When I was on writing retreat in New Mexico this spring, I kept — or aspired to keep — a traditional retreat schedule.
It involved mostly writing -- or pacing the floor while eating a block of smoked Dutch cheese -- punctuated by meditation practice in the morning, noon, and night at the Zen center down the street.
It’s here that I first heard the delightful Zen Buddhist phrase ‘Zen no chikara’.
It tickled my ears and reminded me of something crunchy that one would eat on a road trip. Like a puffed rice snack with just a sprinkle of sea salt and a hint of seaweed.
I also fixate on food when I’m on retreat, apparently.

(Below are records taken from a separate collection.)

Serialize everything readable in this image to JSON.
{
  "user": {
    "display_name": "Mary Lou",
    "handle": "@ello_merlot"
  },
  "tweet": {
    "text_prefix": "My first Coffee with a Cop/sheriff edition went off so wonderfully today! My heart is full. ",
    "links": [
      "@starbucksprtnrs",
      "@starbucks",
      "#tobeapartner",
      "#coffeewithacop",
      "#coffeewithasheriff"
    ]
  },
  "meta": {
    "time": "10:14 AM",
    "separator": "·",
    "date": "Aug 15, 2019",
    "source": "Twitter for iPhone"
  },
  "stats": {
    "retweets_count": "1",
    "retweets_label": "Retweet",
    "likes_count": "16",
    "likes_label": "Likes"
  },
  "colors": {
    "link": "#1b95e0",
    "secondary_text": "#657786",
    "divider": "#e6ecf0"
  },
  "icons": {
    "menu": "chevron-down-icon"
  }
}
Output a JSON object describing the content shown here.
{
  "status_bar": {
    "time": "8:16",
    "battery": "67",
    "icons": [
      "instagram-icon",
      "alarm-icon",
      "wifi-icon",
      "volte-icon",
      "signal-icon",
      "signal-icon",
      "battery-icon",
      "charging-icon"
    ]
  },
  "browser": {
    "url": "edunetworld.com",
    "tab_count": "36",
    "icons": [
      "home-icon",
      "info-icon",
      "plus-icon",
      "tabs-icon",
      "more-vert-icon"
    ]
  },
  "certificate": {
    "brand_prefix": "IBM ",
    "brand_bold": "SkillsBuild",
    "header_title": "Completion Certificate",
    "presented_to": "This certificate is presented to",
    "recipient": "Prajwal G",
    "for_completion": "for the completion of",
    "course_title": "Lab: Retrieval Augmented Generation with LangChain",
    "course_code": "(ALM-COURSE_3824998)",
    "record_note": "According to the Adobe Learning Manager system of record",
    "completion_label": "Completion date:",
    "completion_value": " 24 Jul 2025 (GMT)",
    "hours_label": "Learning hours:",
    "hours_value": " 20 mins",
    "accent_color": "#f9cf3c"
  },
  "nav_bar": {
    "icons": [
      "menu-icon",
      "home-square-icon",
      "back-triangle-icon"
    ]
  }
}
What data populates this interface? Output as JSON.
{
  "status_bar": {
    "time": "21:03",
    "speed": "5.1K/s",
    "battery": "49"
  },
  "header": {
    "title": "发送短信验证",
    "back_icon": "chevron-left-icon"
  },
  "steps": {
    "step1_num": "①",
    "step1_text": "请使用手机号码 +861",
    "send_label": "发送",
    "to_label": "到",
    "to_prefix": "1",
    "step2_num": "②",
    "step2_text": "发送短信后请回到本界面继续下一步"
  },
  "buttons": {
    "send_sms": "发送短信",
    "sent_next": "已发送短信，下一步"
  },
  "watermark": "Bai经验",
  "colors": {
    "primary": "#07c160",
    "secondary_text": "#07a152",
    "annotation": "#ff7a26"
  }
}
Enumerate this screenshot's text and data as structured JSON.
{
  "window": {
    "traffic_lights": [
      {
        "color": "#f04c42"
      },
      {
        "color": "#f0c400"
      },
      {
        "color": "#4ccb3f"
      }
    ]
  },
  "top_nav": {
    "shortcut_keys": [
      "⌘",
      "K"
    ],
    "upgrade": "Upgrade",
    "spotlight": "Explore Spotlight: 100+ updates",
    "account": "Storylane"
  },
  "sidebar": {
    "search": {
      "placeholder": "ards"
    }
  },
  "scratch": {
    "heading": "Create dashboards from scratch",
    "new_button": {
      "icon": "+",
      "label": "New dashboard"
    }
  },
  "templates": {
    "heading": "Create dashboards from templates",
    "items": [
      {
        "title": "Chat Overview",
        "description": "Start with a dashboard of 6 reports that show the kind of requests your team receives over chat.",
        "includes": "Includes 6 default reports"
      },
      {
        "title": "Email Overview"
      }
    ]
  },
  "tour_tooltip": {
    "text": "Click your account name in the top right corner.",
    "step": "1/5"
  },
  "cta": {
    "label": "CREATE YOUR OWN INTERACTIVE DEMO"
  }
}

Preferably with savory undertones.
While Zen no chikara isn’t exactly edible, it’s a phrase that’s no less delicious, translating from Japanese as Zen Power or The Power of Zen.
It describes the state of being so awake and alive to what one is engaged in, that the distinction between the action and the doer of the action begins to dissolve entirely.
In meditation, we might think of this as the subtle shift from actively focusing on the breath — which can sometimes feel rigid and heady — to fully occupying the body breathing, in a way that is whole, unencumbered and relaxed.
It reminds me of the old sporting adage ‘Be the ball’ or as Sylvia Plath wrote of the heart’s quiet declaration: “I am. I am. I am.“
There’s a surrendering and a receiving and a full embodiment of our moment to moment experience that is happening simultaneously, without a lot of effort to make it so.
AND: This is power.
Which is what I find so delicious about Zen no chikara. It shares a very different narrative of power than the one that’s often depicted, at least in contemporary times.
Most of the examples that we're given of what power looks like in the world are something akin to a Lexus commercial : fast cuts, lots of speed, flash, zing, and assertiveness. Power is dominating and strategic.
Take “Power Yoga” for instance. The phrase oozes intensity and heat.
Zen no chikara, on the other hand, implies a power that is cool and relaxed. Gentle, even.
A power that relies more on being than on doing, and is a form of power with rather than power over. It's no less precise, and an alternative to the dominant narrative :
Power - Zen no chikara says - can be both received and offered when we inhabit our experience without force or manipulation. Communion, baby.
Doing the dishes and occupying the essence of dishes being washed.
Watching the sky as the embodiment of sky being witnessed.
Recognizing that on retreat, I'm the floor being paced and the cheese being eaten.
All we have to do is be open to it.
Because gentle, present, embodied POWER.
Now that's a delicious alternative. 💎